This is the second prophecy, the Abrahamic Covenant:

Genesis 12:1-3
Go out from your land,
your relatives,
and your father’s house
to the land that I will show you.
 I will make you into a great nation,
I will bless you,
I will make your name great,
and you will be a blessing.
I will bless those who bless you,
I will curse those who treat you with contempt,
and all the peoples on earth
will be blessed through you.

God promised three blessings to Abraham: land, a great nation, and all people will be blessed through you. We are still living out this first covenant today. The land and nation were fulfilled in the later chapters of Genesis, and the third promise – a blessing to all people – has been fulfilled through Jesus Christ, who was a descendent from this nation and the One who came for all people.

May you get to know the God of Abraham this Christmas season.
He is the One who establishes a covenant promise with His people
to never leave or forsake them, and to be a blessing to all people.  

* Merry Christmas *

31 Days of the Christmas Story from Genesis to John: Day 1 – God’s answer to man’s sin

dovepeaceatchristmas

Please join me for the 31 days of December, as I will be posting a Christmas series which looks at the Christmas story and season in a slightly different way. The story of Jesus and the meaning behind the celebration of Christmas are woven throughout the entire Bible – from the beginning of mankind in Genesis to the resurrection of Jesus as told by the apostle John some 4000 years later.

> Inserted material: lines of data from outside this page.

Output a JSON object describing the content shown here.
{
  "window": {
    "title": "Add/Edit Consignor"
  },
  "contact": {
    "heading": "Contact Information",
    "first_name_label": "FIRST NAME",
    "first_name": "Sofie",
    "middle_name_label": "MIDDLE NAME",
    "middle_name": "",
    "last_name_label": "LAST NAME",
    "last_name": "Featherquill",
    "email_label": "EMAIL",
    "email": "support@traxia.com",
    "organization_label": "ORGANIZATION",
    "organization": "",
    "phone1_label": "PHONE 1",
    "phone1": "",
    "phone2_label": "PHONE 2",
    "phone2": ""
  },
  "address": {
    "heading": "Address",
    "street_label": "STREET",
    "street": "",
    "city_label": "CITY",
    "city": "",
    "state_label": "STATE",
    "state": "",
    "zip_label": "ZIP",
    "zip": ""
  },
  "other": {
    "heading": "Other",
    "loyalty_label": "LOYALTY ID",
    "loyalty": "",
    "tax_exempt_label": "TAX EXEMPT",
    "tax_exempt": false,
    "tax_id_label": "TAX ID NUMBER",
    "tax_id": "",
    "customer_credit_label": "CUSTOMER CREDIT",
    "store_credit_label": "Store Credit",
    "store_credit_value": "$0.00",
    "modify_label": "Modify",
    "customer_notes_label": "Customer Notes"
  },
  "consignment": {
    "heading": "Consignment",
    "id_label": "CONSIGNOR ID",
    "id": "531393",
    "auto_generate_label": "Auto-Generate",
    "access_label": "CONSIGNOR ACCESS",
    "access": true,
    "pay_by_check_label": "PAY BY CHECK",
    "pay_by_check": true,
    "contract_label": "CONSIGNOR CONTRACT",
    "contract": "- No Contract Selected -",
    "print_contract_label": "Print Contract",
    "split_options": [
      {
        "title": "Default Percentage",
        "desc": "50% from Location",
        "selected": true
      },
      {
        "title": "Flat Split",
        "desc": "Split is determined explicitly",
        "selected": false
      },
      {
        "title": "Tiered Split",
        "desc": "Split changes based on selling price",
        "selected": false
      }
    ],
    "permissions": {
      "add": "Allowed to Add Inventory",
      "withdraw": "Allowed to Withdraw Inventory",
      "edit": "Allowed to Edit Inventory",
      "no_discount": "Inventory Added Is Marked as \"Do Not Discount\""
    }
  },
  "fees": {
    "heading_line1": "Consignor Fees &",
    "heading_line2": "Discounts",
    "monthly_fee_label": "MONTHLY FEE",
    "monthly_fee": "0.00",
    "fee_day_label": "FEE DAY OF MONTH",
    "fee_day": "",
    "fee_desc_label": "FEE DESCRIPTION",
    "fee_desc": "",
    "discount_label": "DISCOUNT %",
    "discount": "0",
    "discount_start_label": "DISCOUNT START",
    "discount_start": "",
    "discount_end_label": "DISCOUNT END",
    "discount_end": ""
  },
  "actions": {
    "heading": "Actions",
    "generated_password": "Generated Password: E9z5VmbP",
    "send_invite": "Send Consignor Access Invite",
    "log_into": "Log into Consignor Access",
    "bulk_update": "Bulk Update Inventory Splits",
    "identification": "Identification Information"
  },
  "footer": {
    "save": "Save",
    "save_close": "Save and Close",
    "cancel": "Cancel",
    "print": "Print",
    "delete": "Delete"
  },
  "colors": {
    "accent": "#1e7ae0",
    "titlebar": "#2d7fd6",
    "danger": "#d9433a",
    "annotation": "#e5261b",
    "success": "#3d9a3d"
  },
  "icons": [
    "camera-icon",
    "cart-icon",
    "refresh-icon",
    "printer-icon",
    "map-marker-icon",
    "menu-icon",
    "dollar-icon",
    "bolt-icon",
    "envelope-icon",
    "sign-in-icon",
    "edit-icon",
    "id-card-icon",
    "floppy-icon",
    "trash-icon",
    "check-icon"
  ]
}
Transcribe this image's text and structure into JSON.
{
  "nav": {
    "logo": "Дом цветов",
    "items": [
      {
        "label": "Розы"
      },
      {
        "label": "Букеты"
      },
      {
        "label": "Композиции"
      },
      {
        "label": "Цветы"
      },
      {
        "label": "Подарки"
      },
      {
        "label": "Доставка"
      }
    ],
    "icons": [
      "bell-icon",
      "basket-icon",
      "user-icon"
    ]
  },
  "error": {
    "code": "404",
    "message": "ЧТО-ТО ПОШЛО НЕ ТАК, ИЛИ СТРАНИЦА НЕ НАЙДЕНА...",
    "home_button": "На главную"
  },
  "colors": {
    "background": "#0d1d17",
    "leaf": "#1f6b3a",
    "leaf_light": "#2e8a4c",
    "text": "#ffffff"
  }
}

Genesis 3:15
I will put hostility between you and the woman,
and between your seed and her seed.
He will strike your head,
and you will strike his heel.

This is the first sign of hope that God gives us in the Bible. Adam and Eve have just rebelled against God, and sin is now introduced into the world and humankind. God curses Satan for it. “Your seed” refers to Satan and unbelievers who are called the devil’s children in John 8:44. “Her seed” refers to Christ, a descendent of Eve through the virgin Mary and includes believers in Christ. This first prophecy of a Savior to come says that Satan will strike Jesus’ heel, but Jesus will give the final blow to Satan’s head and destroy him.

In Genesis 3:13, just prior to this prophecy, God asks Eve what she has done. In verse 14, God curses the serpent, and just one verse later in Genesis 3:15, God provides a way for redemption and hope. God has never left us without hope, even when reading from one verse to the next in the Bible. Through all the suffering that sin has caused in our world, God has always and will continue to, offer a way of hope for those who seek it.

May God touch your heart this Christmas
and show you what His Hope feels like.

* Merry Christmas *